The film opens with Patricia Blemont mooning on the first class deck of a luxury liner. She’s rich, privileged but “missing something and I don’t know what it is.”
It’s fun. And fun, in this 1934 film, is personified by Bill Smith, aka Charles Starrett. He does impressions, speaks in verse when the mood strikes him, drinks beer, throws expensive purses over board, competes in hog-calling duels, wears disguises, plays piano with one hand, etc etc.
Back home, Patricia’s fiance, Barrington Thorne, explains that marriage is a business contract. But she’s caught the foolish bug from Bill. She’s “never know complete happiness before”. She loves Bill because “he lives and he laughs.”
Her father calls it the “fascination with the bourgeois” and convinces her to break it off. She throws one big absurd party first.
Then she breaks Bill’s heart. But it turns out he’s not just fun, he’s tenacious. He breaks into her room the night before the wedding, gets beat with a poker, gets arrested, but he gets the gal.
In fact, he gets Sally Blaine again later in the year as his co-star in “Silver Streak.”
There’s one image from this film that sticks with me. It’s Charley tossing a ball with his friends on the lower deck of the ship. He’s laughing and shouting as if it’s the funnest activity in the world. There’s a certain quality of simplicity to Charley. He can play otherwise – worldly, outraged, aloof – but he retains this basic element. It’s part of his appeal.
And it served him well. He did 17 years with Columbia, making 135 films. Over the years, the budgets got smaller and smaller, and the shooting schedules got shorter and shorter.

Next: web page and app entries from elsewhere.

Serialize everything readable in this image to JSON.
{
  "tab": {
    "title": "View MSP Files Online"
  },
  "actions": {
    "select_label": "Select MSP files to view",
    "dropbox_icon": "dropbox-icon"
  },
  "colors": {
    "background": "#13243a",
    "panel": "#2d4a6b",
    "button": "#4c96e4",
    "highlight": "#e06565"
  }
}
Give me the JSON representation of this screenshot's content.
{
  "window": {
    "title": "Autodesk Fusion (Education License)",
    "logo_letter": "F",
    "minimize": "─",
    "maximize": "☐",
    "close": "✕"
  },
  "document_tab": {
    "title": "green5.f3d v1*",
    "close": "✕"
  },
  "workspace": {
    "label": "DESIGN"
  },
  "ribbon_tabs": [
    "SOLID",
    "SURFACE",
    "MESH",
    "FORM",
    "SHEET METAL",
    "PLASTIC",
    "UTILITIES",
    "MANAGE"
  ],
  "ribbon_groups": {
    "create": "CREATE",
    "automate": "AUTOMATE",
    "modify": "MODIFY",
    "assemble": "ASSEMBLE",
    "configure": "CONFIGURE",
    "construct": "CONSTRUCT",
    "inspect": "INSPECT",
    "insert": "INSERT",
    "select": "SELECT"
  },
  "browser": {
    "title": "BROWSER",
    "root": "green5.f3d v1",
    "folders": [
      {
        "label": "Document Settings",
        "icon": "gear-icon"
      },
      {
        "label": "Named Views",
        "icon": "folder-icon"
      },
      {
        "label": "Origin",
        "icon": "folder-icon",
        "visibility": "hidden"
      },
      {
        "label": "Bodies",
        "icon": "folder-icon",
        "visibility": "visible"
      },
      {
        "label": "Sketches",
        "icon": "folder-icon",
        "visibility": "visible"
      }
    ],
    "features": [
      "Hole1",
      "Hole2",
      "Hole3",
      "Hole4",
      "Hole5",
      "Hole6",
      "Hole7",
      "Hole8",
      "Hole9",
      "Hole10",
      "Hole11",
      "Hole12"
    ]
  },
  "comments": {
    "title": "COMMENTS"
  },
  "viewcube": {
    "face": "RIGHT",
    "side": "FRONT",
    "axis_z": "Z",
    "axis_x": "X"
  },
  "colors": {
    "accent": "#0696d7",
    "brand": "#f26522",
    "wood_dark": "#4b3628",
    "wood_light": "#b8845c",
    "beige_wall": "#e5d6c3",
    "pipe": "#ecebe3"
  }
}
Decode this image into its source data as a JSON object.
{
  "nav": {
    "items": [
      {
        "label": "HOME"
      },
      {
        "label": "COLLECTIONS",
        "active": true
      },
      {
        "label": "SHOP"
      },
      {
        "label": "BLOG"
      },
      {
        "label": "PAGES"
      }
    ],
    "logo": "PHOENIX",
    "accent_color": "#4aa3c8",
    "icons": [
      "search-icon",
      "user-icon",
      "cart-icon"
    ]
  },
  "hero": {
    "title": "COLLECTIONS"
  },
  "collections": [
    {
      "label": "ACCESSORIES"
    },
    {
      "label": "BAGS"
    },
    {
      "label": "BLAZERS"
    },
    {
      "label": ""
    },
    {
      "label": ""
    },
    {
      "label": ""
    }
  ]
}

He wasn’t shooting on the Lot with the A-list stars – no, he was off in exotic locations like Chatsworth and Victorville. He took a pay-cut just to get the job.
And he made it all look fun. Tenaciously.